“It's really shocking to see a young person who has absolutely no problems, who was in the prime of life, who had thousands of projects ahead, a life to live, to suddenly die or be left totally incapable to do anything for themselves for the rest of their life.”
Fines and booze ban
In his 2010-2015 study, Segura found that his hospital alone treated 46 patients for “balconing” trauma, with over 60 percent of them British followed by Germans and then Spaniards.
Only one case involved a woman, all the others were men, aged 24 on average.
The fall from the balcony was from an average height of eight metres (26 feet).
Segura said he had taken part in awareness campaigns in Britain, cooperating with the British embassy in Spain. Authorities in the Balearic Islands are also trying to rein in the problem.
“Hotel managers distribute pamphlets, they warn people,” Segura said, adding they also put young people they think may balcony-jump on lower floors.
He said he had taken part in a meeting with officials from Calvia municipality, which includes Magaluf, infamous for its booze-fuelled tourism.

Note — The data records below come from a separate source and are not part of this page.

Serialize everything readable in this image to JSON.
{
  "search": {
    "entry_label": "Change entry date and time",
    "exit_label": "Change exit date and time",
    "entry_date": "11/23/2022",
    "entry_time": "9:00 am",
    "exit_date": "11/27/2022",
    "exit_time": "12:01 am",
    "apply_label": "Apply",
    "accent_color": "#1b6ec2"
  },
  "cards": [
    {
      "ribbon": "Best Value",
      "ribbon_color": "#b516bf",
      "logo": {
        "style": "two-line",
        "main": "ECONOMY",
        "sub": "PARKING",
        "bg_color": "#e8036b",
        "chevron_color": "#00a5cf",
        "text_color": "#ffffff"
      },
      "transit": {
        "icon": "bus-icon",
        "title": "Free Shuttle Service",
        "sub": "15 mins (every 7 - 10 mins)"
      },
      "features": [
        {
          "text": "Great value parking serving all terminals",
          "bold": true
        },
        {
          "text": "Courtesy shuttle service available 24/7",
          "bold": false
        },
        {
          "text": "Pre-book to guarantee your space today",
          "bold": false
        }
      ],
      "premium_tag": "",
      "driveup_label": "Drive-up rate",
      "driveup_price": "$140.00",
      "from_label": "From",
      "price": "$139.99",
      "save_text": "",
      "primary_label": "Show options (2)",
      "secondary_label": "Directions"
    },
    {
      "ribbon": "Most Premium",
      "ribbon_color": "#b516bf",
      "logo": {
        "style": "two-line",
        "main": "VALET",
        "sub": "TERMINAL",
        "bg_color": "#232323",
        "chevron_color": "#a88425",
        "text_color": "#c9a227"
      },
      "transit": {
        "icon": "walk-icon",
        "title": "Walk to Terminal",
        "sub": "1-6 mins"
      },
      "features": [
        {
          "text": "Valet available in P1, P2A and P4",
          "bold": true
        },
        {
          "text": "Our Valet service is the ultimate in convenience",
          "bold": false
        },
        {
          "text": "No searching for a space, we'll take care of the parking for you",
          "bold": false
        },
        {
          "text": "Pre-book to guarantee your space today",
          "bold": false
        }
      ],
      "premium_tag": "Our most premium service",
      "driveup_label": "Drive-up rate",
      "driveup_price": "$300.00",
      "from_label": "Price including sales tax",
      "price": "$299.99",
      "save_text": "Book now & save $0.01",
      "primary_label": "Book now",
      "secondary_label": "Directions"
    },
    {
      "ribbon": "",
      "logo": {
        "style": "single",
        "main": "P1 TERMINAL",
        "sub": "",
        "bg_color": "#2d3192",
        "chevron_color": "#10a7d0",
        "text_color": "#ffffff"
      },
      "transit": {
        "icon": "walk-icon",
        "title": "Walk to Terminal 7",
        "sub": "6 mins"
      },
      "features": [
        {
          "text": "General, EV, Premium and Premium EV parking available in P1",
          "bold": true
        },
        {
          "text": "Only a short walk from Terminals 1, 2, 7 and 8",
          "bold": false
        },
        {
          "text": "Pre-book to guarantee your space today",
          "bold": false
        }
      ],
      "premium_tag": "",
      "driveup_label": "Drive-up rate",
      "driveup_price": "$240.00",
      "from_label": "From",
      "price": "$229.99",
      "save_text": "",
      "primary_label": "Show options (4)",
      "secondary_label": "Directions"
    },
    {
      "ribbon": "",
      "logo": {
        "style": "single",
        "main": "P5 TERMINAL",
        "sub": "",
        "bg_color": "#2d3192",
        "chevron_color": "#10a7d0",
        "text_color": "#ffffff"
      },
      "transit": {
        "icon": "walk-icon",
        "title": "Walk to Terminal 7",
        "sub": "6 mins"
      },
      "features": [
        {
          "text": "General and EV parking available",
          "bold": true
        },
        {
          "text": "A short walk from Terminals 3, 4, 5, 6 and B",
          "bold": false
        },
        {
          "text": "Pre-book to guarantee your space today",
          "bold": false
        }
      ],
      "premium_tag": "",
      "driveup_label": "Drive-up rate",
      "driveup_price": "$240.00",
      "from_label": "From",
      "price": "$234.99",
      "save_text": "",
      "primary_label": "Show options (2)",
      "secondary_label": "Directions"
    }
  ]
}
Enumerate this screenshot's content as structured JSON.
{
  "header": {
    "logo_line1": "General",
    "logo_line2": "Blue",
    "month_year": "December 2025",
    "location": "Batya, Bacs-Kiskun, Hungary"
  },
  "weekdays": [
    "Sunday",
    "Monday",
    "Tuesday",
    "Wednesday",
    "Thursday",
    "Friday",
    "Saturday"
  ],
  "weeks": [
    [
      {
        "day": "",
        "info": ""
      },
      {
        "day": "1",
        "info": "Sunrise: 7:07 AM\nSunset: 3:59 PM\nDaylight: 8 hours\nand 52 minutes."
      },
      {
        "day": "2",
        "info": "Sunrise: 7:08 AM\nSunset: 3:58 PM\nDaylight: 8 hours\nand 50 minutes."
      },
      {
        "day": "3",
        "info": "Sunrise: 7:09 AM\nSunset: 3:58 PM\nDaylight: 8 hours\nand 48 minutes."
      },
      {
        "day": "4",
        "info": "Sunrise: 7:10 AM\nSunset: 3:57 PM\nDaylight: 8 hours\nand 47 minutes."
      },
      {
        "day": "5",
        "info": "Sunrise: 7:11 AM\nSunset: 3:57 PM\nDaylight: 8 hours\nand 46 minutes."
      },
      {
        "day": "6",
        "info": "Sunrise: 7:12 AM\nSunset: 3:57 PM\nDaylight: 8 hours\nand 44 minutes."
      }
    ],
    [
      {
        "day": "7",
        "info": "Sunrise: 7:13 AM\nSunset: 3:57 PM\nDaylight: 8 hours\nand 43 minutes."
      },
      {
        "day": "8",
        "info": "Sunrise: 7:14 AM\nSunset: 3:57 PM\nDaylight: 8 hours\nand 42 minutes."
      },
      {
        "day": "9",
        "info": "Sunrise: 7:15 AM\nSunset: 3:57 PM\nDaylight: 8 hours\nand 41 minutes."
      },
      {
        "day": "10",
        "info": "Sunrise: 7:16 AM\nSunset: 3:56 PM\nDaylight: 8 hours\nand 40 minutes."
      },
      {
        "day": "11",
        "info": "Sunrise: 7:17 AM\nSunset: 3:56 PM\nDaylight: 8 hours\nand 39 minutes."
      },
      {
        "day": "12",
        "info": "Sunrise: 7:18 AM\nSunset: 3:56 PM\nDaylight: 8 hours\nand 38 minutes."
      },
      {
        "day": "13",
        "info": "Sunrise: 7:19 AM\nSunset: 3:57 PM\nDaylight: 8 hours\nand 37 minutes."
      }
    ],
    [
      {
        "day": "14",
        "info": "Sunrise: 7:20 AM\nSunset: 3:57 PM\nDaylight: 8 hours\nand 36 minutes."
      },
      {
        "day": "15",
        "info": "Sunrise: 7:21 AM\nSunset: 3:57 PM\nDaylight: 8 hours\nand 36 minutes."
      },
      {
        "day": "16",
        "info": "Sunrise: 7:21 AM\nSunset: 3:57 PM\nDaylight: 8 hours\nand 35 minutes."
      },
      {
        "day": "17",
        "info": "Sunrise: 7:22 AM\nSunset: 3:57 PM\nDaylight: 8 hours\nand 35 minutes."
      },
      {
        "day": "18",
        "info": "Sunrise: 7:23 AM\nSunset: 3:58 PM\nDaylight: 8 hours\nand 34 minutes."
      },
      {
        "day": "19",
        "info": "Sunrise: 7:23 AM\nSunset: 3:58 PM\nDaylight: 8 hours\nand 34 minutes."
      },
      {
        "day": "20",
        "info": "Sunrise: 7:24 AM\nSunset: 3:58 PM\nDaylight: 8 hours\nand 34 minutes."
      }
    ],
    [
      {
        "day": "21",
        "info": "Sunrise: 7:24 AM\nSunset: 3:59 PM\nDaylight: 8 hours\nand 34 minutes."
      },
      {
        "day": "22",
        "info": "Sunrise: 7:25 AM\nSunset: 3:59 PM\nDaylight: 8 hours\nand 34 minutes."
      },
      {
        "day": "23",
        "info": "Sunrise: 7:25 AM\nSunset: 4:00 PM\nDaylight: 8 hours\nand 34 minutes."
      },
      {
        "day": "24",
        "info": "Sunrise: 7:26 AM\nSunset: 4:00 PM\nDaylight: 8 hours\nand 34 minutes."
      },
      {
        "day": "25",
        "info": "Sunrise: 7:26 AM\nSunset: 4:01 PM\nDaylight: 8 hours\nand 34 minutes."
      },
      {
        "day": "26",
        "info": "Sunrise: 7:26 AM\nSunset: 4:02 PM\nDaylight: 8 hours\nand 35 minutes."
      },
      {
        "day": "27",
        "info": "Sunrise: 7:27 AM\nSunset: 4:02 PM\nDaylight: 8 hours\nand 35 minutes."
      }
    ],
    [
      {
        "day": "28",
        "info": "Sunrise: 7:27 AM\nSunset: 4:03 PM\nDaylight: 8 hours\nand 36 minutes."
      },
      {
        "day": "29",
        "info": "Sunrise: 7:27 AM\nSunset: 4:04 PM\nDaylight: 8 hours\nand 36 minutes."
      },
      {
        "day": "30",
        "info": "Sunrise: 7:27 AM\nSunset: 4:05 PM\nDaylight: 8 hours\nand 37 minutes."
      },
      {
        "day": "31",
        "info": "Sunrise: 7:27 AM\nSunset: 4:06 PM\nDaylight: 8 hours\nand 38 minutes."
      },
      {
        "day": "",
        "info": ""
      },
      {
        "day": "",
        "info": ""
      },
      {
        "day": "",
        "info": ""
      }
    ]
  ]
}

“The city hall is fining all those who try to jump from one balcony to another, it's banned pub crawling tours and is banning the sale of alcohol in shops at night time.”
Segura also pointed out that “balconing” wasn't the only craze among drunk tourists, who also dare themselves to cross highways or other dangerous activities. “There are many accidents linked to this wild alcohol consumption.”
By AFP's Marianne Barriaux